Palace execs take conflicting stands on Charter change-A A +A
Tuesday, July 10, 2012
PALACE officials have taken conflicting stand on the issue of amending some provisions of the 25-year-old Constitution.
Presidential adviser on political affairs Ronald Llamas said earlier Tuesday that Malacañang is open to amending the Constitution only if the proposals would fit with the administration's reform agenda.
But Budget Secretary Florencio Abad denied that President Benigno Aquino III has changed his position on Charter change.
Llamas said the Chief Executive would probably give his nod to Charter change especially if he sees the proposed measures helpful in achieving government's reform objectives.
"If they fit with President's reform agenda, and are necessary, then they can be considered," Llamas said.
He said the administration is entertaining the possibility of amending 1987 Constitution, but said "any proposal must undergo rigorous evaluation and must be shown to be in line with and indispensable towards achieving the administration's reform objectives."
Llamas said Charter change cannot simply be about change for its own sake but specific proposals will have to be assessed and evaluated.
"Well, if you go by the President's position on this, I don't think it has really changed. He doesn’t consider charter change a priority," Abad said in response to Llamas's statement.
Abad cited surveys conducted by the business community and independent pollsters, which ranked Charter change "very low" in the list of reforms that need to be implemented by the government.
"The President wants to focus in those areas, which have been clearly and emphatically identified by the people and the business community as areas that need urgent changes like corruption, the problem of poverty, you know, the problem of red tape," he said, adding that those are the things that currently preoccupy Aquino's mind.
"I don't know if Secretary Llamas has, you know, has been interpreted correctly in the way he responded to you. But insofar as we're concerned, the President's position on this issue has not changed," Abad said.
Asked if the President is inclined to House Speaker Feleciano Belmonte Jr. and Senate President Juan Ponce Enrile regarding their views on Charter change, Abad said, "There will be an occasion for that after the Congress resumes its session and we will have to meet for the Ledac."
He said the Legislative-Executive Development Advisory Council will be the avenue by which the Senate, the Congress, and the Executive can agree on priority legislations.
The Senate President proposed earlier to amend the Constitution to allow the increase in military spending and enable the country to deal better with security issues such as defending the Philippine territorial waters in the West Philippines Sea.
Belmonte, on the other hand, said the House of Representatives would only be amenable to amending the Constitution's economic provisions and will not entertain political amendments.
Several lawmakers believed that Congress does not have enough time to discuss Charter change due to budget deliberations and the upcoming 2013 midterm elections.
But Belmonte is positive to push for Constitutional amendment, saying all they need is Aquino's blessings.
Aquino earlier said that amending the Constitution is not a priority of his administration.

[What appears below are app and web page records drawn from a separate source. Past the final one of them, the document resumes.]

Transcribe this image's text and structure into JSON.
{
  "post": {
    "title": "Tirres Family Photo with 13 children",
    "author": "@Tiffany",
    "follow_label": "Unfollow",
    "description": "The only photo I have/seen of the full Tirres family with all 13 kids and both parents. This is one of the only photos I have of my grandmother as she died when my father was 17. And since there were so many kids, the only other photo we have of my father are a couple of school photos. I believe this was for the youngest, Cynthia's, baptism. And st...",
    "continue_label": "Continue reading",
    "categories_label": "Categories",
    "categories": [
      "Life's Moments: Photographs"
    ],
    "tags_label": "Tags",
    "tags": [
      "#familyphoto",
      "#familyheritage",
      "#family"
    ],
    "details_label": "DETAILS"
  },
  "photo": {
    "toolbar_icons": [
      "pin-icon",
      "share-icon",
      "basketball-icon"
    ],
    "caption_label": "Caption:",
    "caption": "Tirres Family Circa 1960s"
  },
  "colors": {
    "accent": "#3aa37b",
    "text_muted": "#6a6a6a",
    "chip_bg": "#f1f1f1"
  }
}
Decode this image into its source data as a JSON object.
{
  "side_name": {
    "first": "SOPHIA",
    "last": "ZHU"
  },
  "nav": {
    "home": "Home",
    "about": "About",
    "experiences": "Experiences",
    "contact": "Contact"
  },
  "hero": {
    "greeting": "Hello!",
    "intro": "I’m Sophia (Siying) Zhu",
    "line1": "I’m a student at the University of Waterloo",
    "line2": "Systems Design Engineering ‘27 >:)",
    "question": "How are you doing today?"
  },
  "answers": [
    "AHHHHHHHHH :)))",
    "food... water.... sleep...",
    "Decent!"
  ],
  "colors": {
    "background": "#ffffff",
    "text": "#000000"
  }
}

Deputy presidential spokesperson Abigail Valte said this position remains the same.
Llamas, meanwhile, said the controversial Reproductive Health (RH) bill remains a priority legislation of the administration.
He said while the Freedom of Information is still not a priority bill, it is likewise high on the list of measures being given serious study and consideration. (Jill Beltran/Sunnex)